Another of the student activities was inspired by the work of the artist Georges Rousse(youtu.be/vSQtrKtdYEg). The children were given sets of two cardboard boxes each of which had a ‘half’ of a circle or a square glued on. One ‘half’ was a bit bigger than the other and glued a bit higher, as shown in Figure 6. The students were asked to place the boxes in such a way that the halves together could be seen as one complete circle or square. There is a similar example in pop music(youtu.be/m86ae_e_ptU). In another activity the students made a so-called 3D street drawing (see examples made by artists- www.youtube.com/watch?v=a8tngtNgXl4). As we could not find a youtube clip that gives a clear explanation of the mathematical principles involved, we had to make one ourselves(www.youtube.com/watch?v=7EUdhbC4ClY).
Limitations and opportunitiesv
We are not blind to the limitations of what we do. The same teachers who organize this Mathematics Day so enthusiastically will probably teach the next day from a textbook that does not leave much room for mathematical inquiry. Dutch teachers follow their textbooks quite closely and most of the teachers are hesitant to skip lessons. This means that they do not have much time for activities from other sources. So our Big Mathematics Day is an exceptional day in many respects.
We are also aware that the aims of Realistic Mathematics Education reach much further than simply adding inquiry activities to mathematics education. RME, which we consider as the basis for our work, focusses on learning trajectories that let students develop profound mathematical insights in a systematic way. The inquiry tasks in our Mathematics Day, however, are isolated activities and not part of a longer trajectory leading to specific insights.

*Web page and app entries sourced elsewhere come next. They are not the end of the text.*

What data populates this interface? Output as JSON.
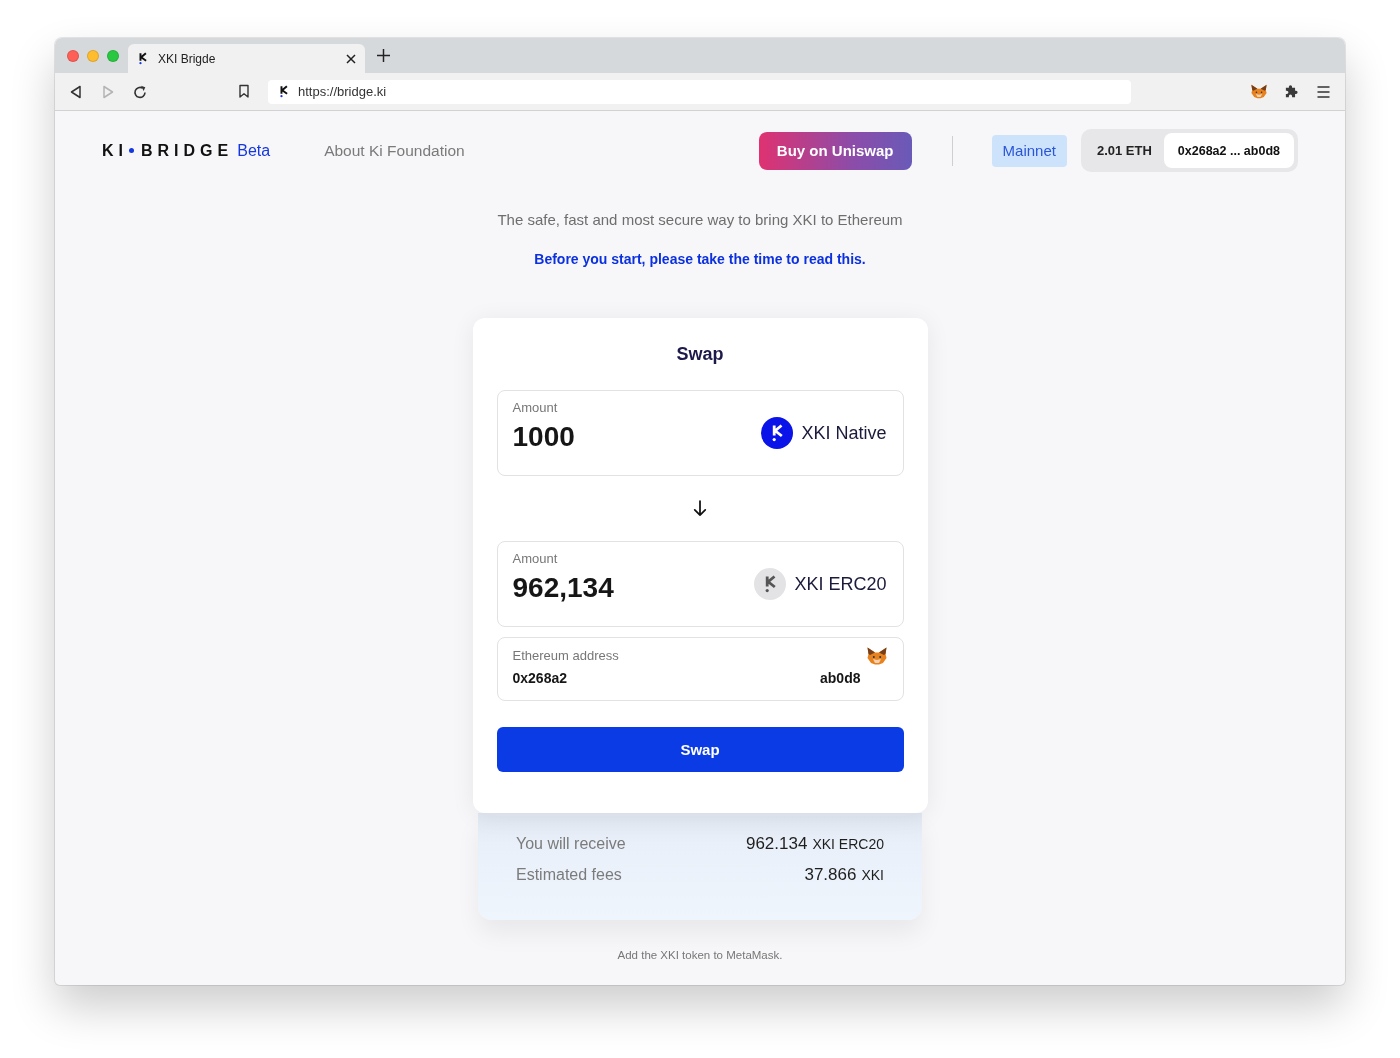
{
  "browser": {
    "tabs": [
      {
        "title": "XKI Brigde",
        "selected": true
      }
    ],
    "toolbar": {
      "back": {
        "disabled": false
      },
      "forward": {
        "disabled": true
      },
      "url": "https://bridge.ki"
    }
  },
  "header": {
    "logo": {
      "first": "KI",
      "second": "BRIDGE"
    },
    "badge": "Beta",
    "nav_link": "About Ki Foundation",
    "buy_button": "Buy on Uniswap",
    "network": "Mainnet",
    "wallet": {
      "balance": "2.01 ETH",
      "address": "0x268a2 ... ab0d8"
    }
  },
  "intro": {
    "tagline": "The safe, fast and most secure way to bring XKI to Ethereum",
    "notice_link": "Before you start, please take the time to read this."
  },
  "swap": {
    "title": "Swap",
    "amounts": [
      {
        "kind": "native",
        "label": "Amount",
        "value": "1000",
        "token": "XKI Native"
      },
      {
        "kind": "erc20",
        "label": "Amount",
        "value": "962,134",
        "token": "XKI ERC20"
      }
    ],
    "address": {
      "label": "Ethereum address",
      "start": "0x268a2",
      "end": "ab0d8"
    },
    "button": "Swap"
  },
  "summary": [
    {
      "label": "You will receive",
      "amount": "962.134",
      "unit": "XKI ERC20"
    },
    {
      "label": "Estimated fees",
      "amount": "37.866",
      "unit": "XKI"
    }
  ],
  "footer": {
    "link": "Add the XKI token to MetaMask."
  }
}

This also colours our design work. To some extent it is more gratifying to develop a comprehensive learning trajectory for one mathematical topic, instead of just a collection of activities for a single day. At the same time, however, the Big Mathematics Day also feels like a designer’s playground, where we can design and test activities that are engaging for kids, but often lie outside the scope of conventional mathematics education. The topics of the Big Mathematics Day of 2015 that we discussed above are a good example. Geometry is a somewhat neglected strand in primary education and is seldom taught in connection with art. Also the topic of drawing in perspective is highly intriguing for many children, but it is not covered in the Dutch mathematics textbooks. In general it is seen more as a topic for art lessons. It is, however, also mathematics in ‘optima forma’.
So we hope that we may continue this initiative for many years to come. There is no financial threshold for schools to participate; they only have to purchase at least one copy of the book, for around € 70. As most of the educational design work is done by volunteers and as the publisher does not expect to make a real profit on the publication, revenue and expenditure are more or less in balance.
The satisfaction ratings that we get from the participating schools have always been flattering, quite often an average of around 8 out of 10. Of course we visit some schools on the day itself, but other schools send us links to their websites with pictures and enthusiastic reports. For us as designers it is also gratifying that we are building a rich resource of mathematical inquiry tasks which is growing year by year. The driving force for our team members, however, is probably the sheer fun of designing activities that will amaze children and get them intrigued.